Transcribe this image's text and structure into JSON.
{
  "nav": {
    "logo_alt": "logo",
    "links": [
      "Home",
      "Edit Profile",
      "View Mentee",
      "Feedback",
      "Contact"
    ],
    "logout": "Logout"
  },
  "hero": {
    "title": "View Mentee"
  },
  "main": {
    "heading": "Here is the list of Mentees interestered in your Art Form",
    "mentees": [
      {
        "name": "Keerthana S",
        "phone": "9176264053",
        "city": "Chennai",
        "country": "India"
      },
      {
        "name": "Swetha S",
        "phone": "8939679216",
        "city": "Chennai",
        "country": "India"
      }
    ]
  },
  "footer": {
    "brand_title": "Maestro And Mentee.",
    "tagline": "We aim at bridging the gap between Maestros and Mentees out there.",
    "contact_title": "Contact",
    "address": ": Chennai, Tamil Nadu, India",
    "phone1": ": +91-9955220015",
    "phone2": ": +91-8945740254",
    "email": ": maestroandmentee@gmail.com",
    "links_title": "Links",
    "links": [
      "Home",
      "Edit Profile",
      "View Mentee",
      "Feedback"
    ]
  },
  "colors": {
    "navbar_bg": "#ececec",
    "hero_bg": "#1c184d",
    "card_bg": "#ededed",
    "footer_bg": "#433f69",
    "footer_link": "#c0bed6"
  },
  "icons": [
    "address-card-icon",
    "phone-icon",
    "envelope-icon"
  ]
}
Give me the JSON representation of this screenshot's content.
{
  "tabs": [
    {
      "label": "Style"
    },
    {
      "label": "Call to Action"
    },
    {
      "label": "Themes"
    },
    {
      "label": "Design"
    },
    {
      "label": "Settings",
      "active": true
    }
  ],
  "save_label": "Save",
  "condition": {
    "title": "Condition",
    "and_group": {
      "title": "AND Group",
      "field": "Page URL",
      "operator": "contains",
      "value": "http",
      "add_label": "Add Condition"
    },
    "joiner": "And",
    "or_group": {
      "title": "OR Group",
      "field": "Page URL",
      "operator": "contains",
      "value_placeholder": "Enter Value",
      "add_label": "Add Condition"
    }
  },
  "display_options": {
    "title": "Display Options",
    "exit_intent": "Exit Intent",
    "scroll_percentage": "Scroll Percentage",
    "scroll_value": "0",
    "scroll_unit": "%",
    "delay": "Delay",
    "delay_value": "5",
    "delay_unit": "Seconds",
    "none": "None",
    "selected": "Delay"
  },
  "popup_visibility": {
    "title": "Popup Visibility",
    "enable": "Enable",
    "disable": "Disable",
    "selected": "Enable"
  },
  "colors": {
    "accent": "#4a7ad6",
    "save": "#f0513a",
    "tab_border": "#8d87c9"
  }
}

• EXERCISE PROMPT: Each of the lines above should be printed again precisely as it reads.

• EXERCISE ANSWER:
Transcribe this image's text and structure into JSON.
{
  "nav": {
    "logo_alt": "logo",
    "links": [
      "Home",
      "Edit Profile",
      "View Mentee",
      "Feedback",
      "Contact"
    ],
    "logout": "Logout"
  },
  "hero": {
    "title": "View Mentee"
  },
  "main": {
    "heading": "Here is the list of Mentees interestered in your Art Form",
    "mentees": [
      {
        "name": "Keerthana S",
        "phone": "9176264053",
        "city": "Chennai",
        "country": "India"
      },
      {
        "name": "Swetha S",
        "phone": "8939679216",
        "city": "Chennai",
        "country": "India"
      }
    ]
  },
  "footer": {
    "brand_title": "Maestro And Mentee.",
    "tagline": "We aim at bridging the gap between Maestros and Mentees out there.",
    "contact_title": "Contact",
    "address": ": Chennai, Tamil Nadu, India",
    "phone1": ": +91-9955220015",
    "phone2": ": +91-8945740254",
    "email": ": maestroandmentee@gmail.com",
    "links_title": "Links",
    "links": [
      "Home",
      "Edit Profile",
      "View Mentee",
      "Feedback"
    ]
  },
  "colors": {
    "navbar_bg": "#ececec",
    "hero_bg": "#1c184d",
    "card_bg": "#ededed",
    "footer_bg": "#433f69",
    "footer_link": "#c0bed6"
  },
  "icons": [
    "address-card-icon",
    "phone-icon",
    "envelope-icon"
  ]
}
Give me the JSON representation of this screenshot's content.
{
  "tabs": [
    {
      "label": "Style"
    },
    {
      "label": "Call to Action"
    },
    {
      "label": "Themes"
    },
    {
      "label": "Design"
    },
    {
      "label": "Settings",
      "active": true
    }
  ],
  "save_label": "Save",
  "condition": {
    "title": "Condition",
    "and_group": {
      "title": "AND Group",
      "field": "Page URL",
      "operator": "contains",
      "value": "http",
      "add_label": "Add Condition"
    },
    "joiner": "And",
    "or_group": {
      "title": "OR Group",
      "field": "Page URL",
      "operator": "contains",
      "value_placeholder": "Enter Value",
      "add_label": "Add Condition"
    }
  },
  "display_options": {
    "title": "Display Options",
    "exit_intent": "Exit Intent",
    "scroll_percentage": "Scroll Percentage",
    "scroll_value": "0",
    "scroll_unit": "%",
    "delay": "Delay",
    "delay_value": "5",
    "delay_unit": "Seconds",
    "none": "None",
    "selected": "Delay"
  },
  "popup_visibility": {
    "title": "Popup Visibility",
    "enable": "Enable",
    "disable": "Disable",
    "selected": "Enable"
  },
  "colors": {
    "accent": "#4a7ad6",
    "save": "#f0513a",
    "tab_border": "#8d87c9"
  }
}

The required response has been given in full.